This is the course I wish I would have had 35 years ago when I started small group ministry.” – Steve Gladen
Presenting our new online training course – “Align!” Align will help you learn the small group ministry essentials. It features…
- 8 HD video session taught by Steve Gladen
- A downloadable workbook
- Lesson discussion questions
- An official Small Group Network completion certificate
- A special gift to help further your Small Group Ministry
Learn more by watching the free course introduction & ENROLL HERE!
Someone recently posted a question on the Small Group Network Facebook Group about groups that are sick of Zoom and still can’t meet. It got me thinking of the possibility of Super Small Groups—groups of about five. These would be legal in most places and the safer than larger groups.
The WHO of Super Small Groups:
All during the pandemic, I have never stopped seeing my kids. There are a handful of others that I have not stopped seeing. This group would be the WHO. I am intrigued by the Saddleback mantra, “Want to start a group? Just grab two friends.”
If you start with your closest friends you avoid the awkwardness that often comes with new groups. You can go deeper quicker because you already know each other.
Five wouldn’t be an exact number, but the idea is to keep it super small. By the time you got to eight, you might consider starting a new group.
The WHY of Super Small Groups:
There is an inverse relationship between the size of the group and the amount of life change. The smaller the group, the bigger the life change. Super small groups challenge, confront, comfort, love, and change one another. There is a tendency in larger groups to have spectators. If thee is a back row, it is not a small group. Groups of about five don’t have a back row.
The WHAT of Super Small Groups:
Super Small groups can do five things and need a champion do be in charge of each of these things. We don’t want one leader who does everything. We want five people leading the group in five areas:
The fellowship champion could plan a meal. Or snacks.
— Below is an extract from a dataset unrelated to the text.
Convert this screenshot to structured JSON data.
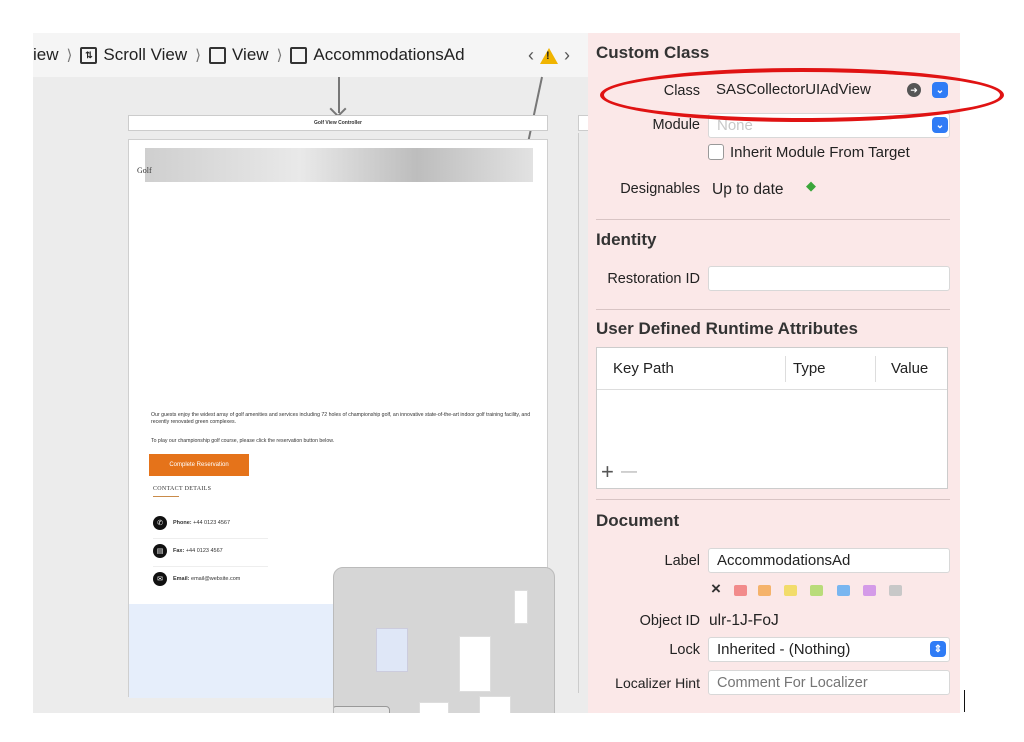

Or, they could plan some fellowship questions to lead the group past talking about the weather and sports. Or, they might plan a game night once a month or so.
The worship champion could pick out some great worship videos on Youtube and be prepared to lead the group in worship. Or, they could read a Psalm and lead a worship-only time of prayer. I found some groups find this more difficult—and more helpful—than they imagined. We tend to think of prayer and we go into asking mode. The worship leader reminds us that prayer should include a healthy dose of worship.
This could be live teaching or video teaching. You might use a resource like Good Questions Have Groups Talking. (Google it.) If you can ask 20 Questions, you can lead a small group.
These next two are talked about in group, but practiced out of group. The evangelism champion might lead in a prayer each week that is focused on praying for our lost friends. Or, they might just lead a time of discussing what conversations we have had about Christ. It may be that we don’t do more evangelism that we do because we don’t make a habit of talking about each week when we are together. The evangelism champion would remind us to talk about it.
The service champion could encourage the group to do a service project once a month or so. Google “servant evangelism” for ideas.
You probably noticed that these five activities and the five champions correspond with the five purposes of the church. This is not accidental. The vision is that these super small groups would be microcosms of the church. Micro-churches.
Thoughts? Write your comments below.